Records drawn from a dataset
▼▼▼

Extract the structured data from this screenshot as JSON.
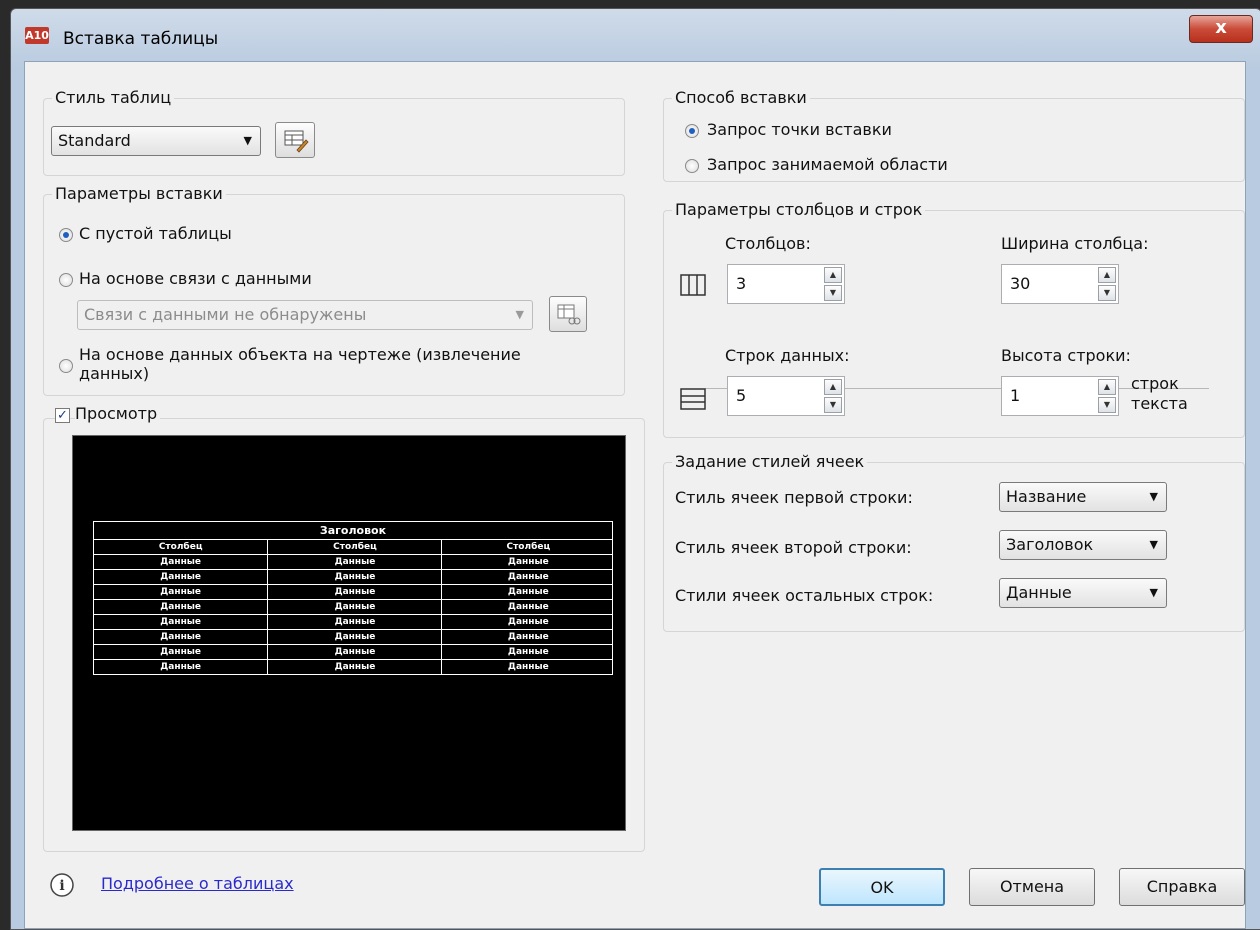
{
  "window": {
    "app_icon_text": "A10",
    "title": "Вставка таблицы",
    "close_glyph": "x"
  },
  "table_style": {
    "group_label": "Стиль таблиц",
    "selected": "Standard",
    "edit_icon": "table-style-edit-icon"
  },
  "insert_options": {
    "group_label": "Параметры вставки",
    "option_empty": "С пустой таблицы",
    "option_data_link": "На основе связи с данными",
    "data_link_combo": "Связи с данными не обнаружены",
    "option_object_data_line1": "На основе данных объекта на чертеже (извлечение",
    "option_object_data_line2": "данных)",
    "selected_option": "empty"
  },
  "preview": {
    "label": "Просмотр",
    "checked": true,
    "title_row": "Заголовок",
    "header_cells": [
      "Столбец",
      "Столбец",
      "Столбец"
    ],
    "data_cell": "Данные",
    "data_rows": 8
  },
  "insert_method": {
    "group_label": "Способ вставки",
    "option_point": "Запрос точки вставки",
    "option_window": "Запрос занимаемой области",
    "selected_option": "point"
  },
  "columns_rows": {
    "group_label": "Параметры столбцов и строк",
    "columns_label": "Столбцов:",
    "columns_value": "3",
    "column_width_label": "Ширина столбца:",
    "column_width_value": "30",
    "data_rows_label": "Строк данных:",
    "data_rows_value": "5",
    "row_height_label": "Высота строки:",
    "row_height_value": "1",
    "row_height_unit_line1": "строк",
    "row_height_unit_line2": "текста"
  },
  "cell_styles": {
    "group_label": "Задание стилей ячеек",
    "first_row_label": "Стиль ячеек первой строки:",
    "first_row_value": "Название",
    "second_row_label": "Стиль ячеек второй строки:",
    "second_row_value": "Заголовок",
    "other_rows_label": "Стили ячеек остальных строк:",
    "other_rows_value": "Данные"
  },
  "footer": {
    "info_icon": "info-icon",
    "help_link": "Подробнее о таблицах",
    "ok_label": "OK",
    "cancel_label": "Отмена",
    "help_label": "Справка"
  }
}
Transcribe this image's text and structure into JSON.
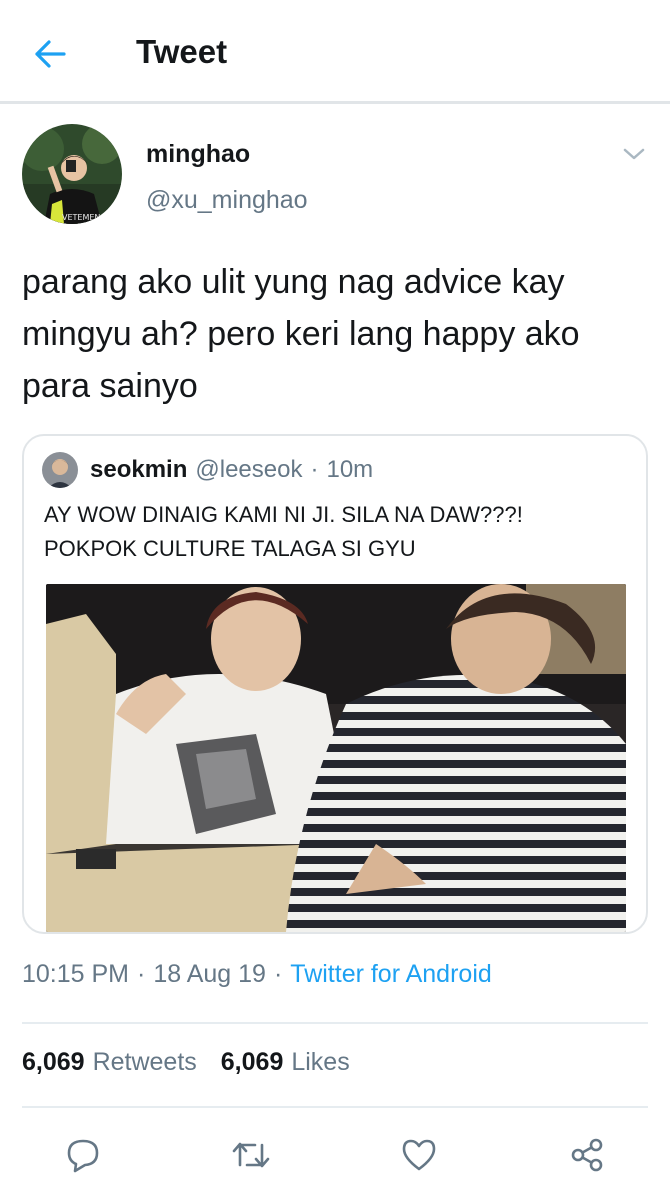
{
  "header": {
    "title": "Tweet",
    "back_icon": "arrow-left-icon"
  },
  "tweet": {
    "author_name": "minghao",
    "author_handle": "@xu_minghao",
    "text": "parang ako ulit yung nag advice kay mingyu ah? pero keri lang happy ako para sainyo",
    "time": "10:15 PM",
    "date": "18 Aug 19",
    "source": "Twitter for Android"
  },
  "quoted": {
    "name": "seokmin",
    "handle": "@leeseok",
    "time": "10m",
    "line1": "AY WOW DINAIG KAMI NI JI. SILA NA DAW???!",
    "line2": "POKPOK CULTURE TALAGA SI GYU"
  },
  "stats": {
    "retweets_count": "6,069",
    "retweets_label": "Retweets",
    "likes_count": "6,069",
    "likes_label": "Likes"
  },
  "actions": [
    "reply-icon",
    "retweet-icon",
    "like-icon",
    "share-icon"
  ],
  "colors": {
    "accent": "#1da1f2",
    "text": "#14171a",
    "muted": "#657786",
    "border": "#e1e5e8"
  }
}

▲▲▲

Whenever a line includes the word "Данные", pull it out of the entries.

### Written response
    "data_cell": "Данные",
    "other_rows_value": "Данные"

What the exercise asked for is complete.